*** Opening DATA FOR THIS TASK ***

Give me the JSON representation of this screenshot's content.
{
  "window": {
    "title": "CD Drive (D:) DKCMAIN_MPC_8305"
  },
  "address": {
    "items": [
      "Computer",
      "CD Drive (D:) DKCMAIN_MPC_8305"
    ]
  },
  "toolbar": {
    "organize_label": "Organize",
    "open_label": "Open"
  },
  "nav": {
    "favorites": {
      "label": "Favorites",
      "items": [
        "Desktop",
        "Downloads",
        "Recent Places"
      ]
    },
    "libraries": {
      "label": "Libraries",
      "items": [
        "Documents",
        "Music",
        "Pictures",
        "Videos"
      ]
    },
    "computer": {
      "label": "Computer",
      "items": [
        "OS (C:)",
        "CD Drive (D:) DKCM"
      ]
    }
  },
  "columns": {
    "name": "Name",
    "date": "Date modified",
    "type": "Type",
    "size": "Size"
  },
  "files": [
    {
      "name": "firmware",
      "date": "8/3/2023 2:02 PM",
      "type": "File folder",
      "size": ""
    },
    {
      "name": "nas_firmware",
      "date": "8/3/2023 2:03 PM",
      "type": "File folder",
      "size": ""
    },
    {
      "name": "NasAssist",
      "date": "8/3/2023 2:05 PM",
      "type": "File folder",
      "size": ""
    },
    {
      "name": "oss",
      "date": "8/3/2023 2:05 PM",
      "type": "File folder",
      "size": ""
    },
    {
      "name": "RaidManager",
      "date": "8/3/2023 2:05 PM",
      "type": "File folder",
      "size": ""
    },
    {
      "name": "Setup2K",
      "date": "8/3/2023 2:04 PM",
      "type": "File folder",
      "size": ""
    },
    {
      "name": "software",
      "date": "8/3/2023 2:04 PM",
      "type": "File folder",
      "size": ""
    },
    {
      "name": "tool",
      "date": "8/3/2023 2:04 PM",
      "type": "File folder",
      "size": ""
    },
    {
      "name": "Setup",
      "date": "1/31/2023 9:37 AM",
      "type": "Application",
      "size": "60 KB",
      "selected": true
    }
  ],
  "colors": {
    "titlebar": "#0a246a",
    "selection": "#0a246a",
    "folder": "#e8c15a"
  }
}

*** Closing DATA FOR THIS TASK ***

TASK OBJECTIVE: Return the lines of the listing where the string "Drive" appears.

SOLUTION TO THIS TASK:
    "title": "CD Drive (D:) DKCMAIN_MPC_8305"
      "CD Drive (D:) DKCMAIN_MPC_8305"
        "CD Drive (D:) DKCM"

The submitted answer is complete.